Records from a collection:
◇ ◇ ◇ ◇ ◇ ◇ ◇
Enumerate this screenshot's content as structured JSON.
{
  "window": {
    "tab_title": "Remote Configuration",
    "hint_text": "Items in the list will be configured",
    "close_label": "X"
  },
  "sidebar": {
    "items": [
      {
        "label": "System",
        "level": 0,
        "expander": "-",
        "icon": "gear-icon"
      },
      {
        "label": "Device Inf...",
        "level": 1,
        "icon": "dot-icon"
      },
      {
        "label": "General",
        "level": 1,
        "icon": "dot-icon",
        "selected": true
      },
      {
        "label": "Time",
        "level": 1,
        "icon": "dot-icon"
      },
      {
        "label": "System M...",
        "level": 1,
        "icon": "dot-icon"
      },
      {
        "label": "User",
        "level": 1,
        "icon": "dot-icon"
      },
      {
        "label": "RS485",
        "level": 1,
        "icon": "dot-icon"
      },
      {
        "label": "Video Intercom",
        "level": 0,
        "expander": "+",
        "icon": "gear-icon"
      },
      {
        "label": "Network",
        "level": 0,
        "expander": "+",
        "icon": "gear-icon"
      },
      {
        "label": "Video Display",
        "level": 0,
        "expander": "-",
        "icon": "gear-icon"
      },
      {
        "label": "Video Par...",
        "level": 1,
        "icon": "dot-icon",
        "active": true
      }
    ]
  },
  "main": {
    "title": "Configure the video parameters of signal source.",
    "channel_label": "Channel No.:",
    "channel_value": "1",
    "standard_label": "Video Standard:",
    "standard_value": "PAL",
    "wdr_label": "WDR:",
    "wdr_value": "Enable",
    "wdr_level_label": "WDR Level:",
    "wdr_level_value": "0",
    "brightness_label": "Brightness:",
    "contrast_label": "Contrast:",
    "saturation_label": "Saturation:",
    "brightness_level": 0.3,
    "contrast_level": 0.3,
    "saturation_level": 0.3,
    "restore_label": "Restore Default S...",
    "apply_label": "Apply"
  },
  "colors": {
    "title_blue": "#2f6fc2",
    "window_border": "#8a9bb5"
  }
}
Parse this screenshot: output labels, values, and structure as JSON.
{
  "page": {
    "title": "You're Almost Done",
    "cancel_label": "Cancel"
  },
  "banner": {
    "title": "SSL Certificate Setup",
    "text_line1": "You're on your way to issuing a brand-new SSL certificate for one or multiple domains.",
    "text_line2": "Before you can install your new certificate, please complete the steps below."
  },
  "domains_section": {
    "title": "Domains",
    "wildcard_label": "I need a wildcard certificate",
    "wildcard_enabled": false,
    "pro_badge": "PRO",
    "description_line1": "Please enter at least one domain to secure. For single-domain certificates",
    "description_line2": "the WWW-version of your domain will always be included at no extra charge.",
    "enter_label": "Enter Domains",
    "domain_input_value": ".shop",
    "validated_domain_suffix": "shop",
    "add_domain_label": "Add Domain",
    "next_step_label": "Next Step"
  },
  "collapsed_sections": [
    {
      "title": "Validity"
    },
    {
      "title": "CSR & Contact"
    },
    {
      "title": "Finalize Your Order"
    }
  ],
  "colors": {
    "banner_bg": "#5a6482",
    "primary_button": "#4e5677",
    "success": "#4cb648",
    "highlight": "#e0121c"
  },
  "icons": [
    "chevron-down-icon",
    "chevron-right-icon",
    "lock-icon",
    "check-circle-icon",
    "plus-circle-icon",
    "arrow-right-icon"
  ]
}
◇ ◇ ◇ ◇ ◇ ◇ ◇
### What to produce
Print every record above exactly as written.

### Answer to this task
Enumerate this screenshot's content as structured JSON.
{
  "window": {
    "tab_title": "Remote Configuration",
    "hint_text": "Items in the list will be configured",
    "close_label": "X"
  },
  "sidebar": {
    "items": [
      {
        "label": "System",
        "level": 0,
        "expander": "-",
        "icon": "gear-icon"
      },
      {
        "label": "Device Inf...",
        "level": 1,
        "icon": "dot-icon"
      },
      {
        "label": "General",
        "level": 1,
        "icon": "dot-icon",
        "selected": true
      },
      {
        "label": "Time",
        "level": 1,
        "icon": "dot-icon"
      },
      {
        "label": "System M...",
        "level": 1,
        "icon": "dot-icon"
      },
      {
        "label": "User",
        "level": 1,
        "icon": "dot-icon"
      },
      {
        "label": "RS485",
        "level": 1,
        "icon": "dot-icon"
      },
      {
        "label": "Video Intercom",
        "level": 0,
        "expander": "+",
        "icon": "gear-icon"
      },
      {
        "label": "Network",
        "level": 0,
        "expander": "+",
        "icon": "gear-icon"
      },
      {
        "label": "Video Display",
        "level": 0,
        "expander": "-",
        "icon": "gear-icon"
      },
      {
        "label": "Video Par...",
        "level": 1,
        "icon": "dot-icon",
        "active": true
      }
    ]
  },
  "main": {
    "title": "Configure the video parameters of signal source.",
    "channel_label": "Channel No.:",
    "channel_value": "1",
    "standard_label": "Video Standard:",
    "standard_value": "PAL",
    "wdr_label": "WDR:",
    "wdr_value": "Enable",
    "wdr_level_label": "WDR Level:",
    "wdr_level_value": "0",
    "brightness_label": "Brightness:",
    "contrast_label": "Contrast:",
    "saturation_label": "Saturation:",
    "brightness_level": 0.3,
    "contrast_level": 0.3,
    "saturation_level": 0.3,
    "restore_label": "Restore Default S...",
    "apply_label": "Apply"
  },
  "colors": {
    "title_blue": "#2f6fc2",
    "window_border": "#8a9bb5"
  }
}
Parse this screenshot: output labels, values, and structure as JSON.
{
  "page": {
    "title": "You're Almost Done",
    "cancel_label": "Cancel"
  },
  "banner": {
    "title": "SSL Certificate Setup",
    "text_line1": "You're on your way to issuing a brand-new SSL certificate for one or multiple domains.",
    "text_line2": "Before you can install your new certificate, please complete the steps below."
  },
  "domains_section": {
    "title": "Domains",
    "wildcard_label": "I need a wildcard certificate",
    "wildcard_enabled": false,
    "pro_badge": "PRO",
    "description_line1": "Please enter at least one domain to secure. For single-domain certificates",
    "description_line2": "the WWW-version of your domain will always be included at no extra charge.",
    "enter_label": "Enter Domains",
    "domain_input_value": ".shop",
    "validated_domain_suffix": "shop",
    "add_domain_label": "Add Domain",
    "next_step_label": "Next Step"
  },
  "collapsed_sections": [
    {
      "title": "Validity"
    },
    {
      "title": "CSR & Contact"
    },
    {
      "title": "Finalize Your Order"
    }
  ],
  "colors": {
    "banner_bg": "#5a6482",
    "primary_button": "#4e5677",
    "success": "#4cb648",
    "highlight": "#e0121c"
  },
  "icons": [
    "chevron-down-icon",
    "chevron-right-icon",
    "lock-icon",
    "check-circle-icon",
    "plus-circle-icon",
    "arrow-right-icon"
  ]
}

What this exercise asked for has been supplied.